This volume is the third to be published of a series on "The World's Living Religions," projected in 1920 by
the Board of Missionary Preparation of the Foreign Missions Conference of North America. The series seeks Buddhism is a religion which must be viewed from many angles. Its original form, as preached by Gautama in
India and developed in the early years succeeding, and as embodied in the sacred literature of early Buddhism,
is not representative of the actual Buddhism of any land today.
The Government understands that IPTV will indeed play an important role in the
future of television broadcasting. It is Government‘s expectation that local TV
will develop in two phases, the first as outlined in this paper through services
carried on the DTT platform; the second through IPTV. The inherent limitations
of spectrum, including the geographic interleaved spectrum proposed in this
framework, mean that not all viewers will be able to receive local TV in the first
phase. However, the Government aims to have the best superfast broadband in
Europe by 2015.
Once again, Leanor Johnson and Robert Staples, who combine
more than sixty years of writing and research as family sociologists,
have produced a work that greatly enhances the understanding of
the complexity and diversity in the functioning of Black families
today. This revised edition provides rare insights regarding how the
cultural values, attitudes, and aspirations of African American families
interact with structural conditions and social policies to produce
a wide range of positive and negative outcomes.
Besides the previously discussed papers about impacts of shocks at birth, our results are
related to research on gender bias during early childhood. Much of the literature finds evidence
favoring boys over girls (see Rose (1999) for evidence from India that gender bias in infant
mortality drops significantly when districts experience higher rainfall or Dercon and Krishnan
(2000) for evidence from Ethiopia that poor households are unable to smooth their consumption,
with women bearing the brunt of adverse shocks).
A key component of the strategy is the CGA, a country-level
gender analysis that identifies critical areas in which gender-respon-
sive actions are likely to enhance growth, poverty reduction, and
well-being in a particular country context. Country Directors will
ensure the completion of these assessments in a timely manner in
countries with an active lending program (and in which an assess-
ment has yet to be conducted). In line with the ongoing reform of
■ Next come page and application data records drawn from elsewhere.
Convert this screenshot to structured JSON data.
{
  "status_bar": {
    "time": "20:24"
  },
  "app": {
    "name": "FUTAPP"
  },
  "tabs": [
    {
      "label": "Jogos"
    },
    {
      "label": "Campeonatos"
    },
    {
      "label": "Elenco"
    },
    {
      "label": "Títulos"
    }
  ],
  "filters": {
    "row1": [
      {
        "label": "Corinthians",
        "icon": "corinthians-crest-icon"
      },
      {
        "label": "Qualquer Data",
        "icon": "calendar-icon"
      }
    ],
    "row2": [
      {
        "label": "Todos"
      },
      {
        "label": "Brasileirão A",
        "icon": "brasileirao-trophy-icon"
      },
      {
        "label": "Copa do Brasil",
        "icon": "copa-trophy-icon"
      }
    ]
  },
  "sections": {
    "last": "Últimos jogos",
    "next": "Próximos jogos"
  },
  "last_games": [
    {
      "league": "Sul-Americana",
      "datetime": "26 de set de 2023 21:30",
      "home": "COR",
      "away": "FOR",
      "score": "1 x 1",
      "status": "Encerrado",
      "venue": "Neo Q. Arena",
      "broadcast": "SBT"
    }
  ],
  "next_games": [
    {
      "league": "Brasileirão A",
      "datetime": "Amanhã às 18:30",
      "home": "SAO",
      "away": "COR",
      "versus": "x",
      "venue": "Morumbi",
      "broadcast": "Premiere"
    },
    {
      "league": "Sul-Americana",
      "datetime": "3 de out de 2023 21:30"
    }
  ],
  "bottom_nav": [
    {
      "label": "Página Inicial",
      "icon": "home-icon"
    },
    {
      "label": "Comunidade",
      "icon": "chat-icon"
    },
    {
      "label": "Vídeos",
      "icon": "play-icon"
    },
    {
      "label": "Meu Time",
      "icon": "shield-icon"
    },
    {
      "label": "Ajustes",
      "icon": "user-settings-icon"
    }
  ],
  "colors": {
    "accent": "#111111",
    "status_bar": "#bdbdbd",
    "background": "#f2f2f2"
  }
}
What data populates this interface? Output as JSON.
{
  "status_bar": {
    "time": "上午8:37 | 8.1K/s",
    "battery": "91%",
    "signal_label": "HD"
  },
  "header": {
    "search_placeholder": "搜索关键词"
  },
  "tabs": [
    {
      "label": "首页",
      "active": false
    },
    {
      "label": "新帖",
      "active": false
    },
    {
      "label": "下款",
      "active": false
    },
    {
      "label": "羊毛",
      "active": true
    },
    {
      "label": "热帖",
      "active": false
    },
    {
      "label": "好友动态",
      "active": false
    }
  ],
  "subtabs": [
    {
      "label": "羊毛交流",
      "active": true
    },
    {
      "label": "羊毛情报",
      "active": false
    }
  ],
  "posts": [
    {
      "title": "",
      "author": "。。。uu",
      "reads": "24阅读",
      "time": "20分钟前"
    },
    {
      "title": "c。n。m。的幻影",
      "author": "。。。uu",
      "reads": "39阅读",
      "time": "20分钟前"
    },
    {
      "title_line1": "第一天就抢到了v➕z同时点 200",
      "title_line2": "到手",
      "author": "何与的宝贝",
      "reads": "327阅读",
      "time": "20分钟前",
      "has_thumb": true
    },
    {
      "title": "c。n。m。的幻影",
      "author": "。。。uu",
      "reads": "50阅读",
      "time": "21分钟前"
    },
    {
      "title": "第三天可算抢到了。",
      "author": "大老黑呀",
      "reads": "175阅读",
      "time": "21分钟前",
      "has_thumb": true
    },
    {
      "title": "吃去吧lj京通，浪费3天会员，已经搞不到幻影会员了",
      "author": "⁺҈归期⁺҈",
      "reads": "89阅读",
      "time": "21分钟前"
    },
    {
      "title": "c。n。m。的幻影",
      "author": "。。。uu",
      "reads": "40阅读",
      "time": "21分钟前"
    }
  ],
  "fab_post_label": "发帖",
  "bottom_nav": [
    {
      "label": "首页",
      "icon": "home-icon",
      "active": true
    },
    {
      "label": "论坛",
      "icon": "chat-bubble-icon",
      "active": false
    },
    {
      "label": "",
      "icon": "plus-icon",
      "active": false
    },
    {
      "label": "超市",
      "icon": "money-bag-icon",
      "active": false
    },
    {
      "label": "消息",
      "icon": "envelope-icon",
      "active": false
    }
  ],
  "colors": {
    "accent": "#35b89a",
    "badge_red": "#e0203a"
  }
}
the Bank’s analytical work, the methods for carrying out these assess-
ments will be flexible.
As organizations move ahead with their virtualization programs, they need to understand the
security and audit implications in the layers and features presented by virtual machine farms,
and their VMMs (virtual machine managers).
For starters, virtualization introduces a new layer known to most as Hypervisor, which is
VMware’s virtual machine manager.
The authors examined the online construction of identity and sexuality in a large sample of conversations from
monitored and unmonitored teen chat rooms. More than half of the 583 participants (identified by a distinct
screen name) communicated identity information, most frequently gender. In this way, participants compensated
for the text-based chat environment by providing information about themselves that would be visible and
obvious in face-to-face communication.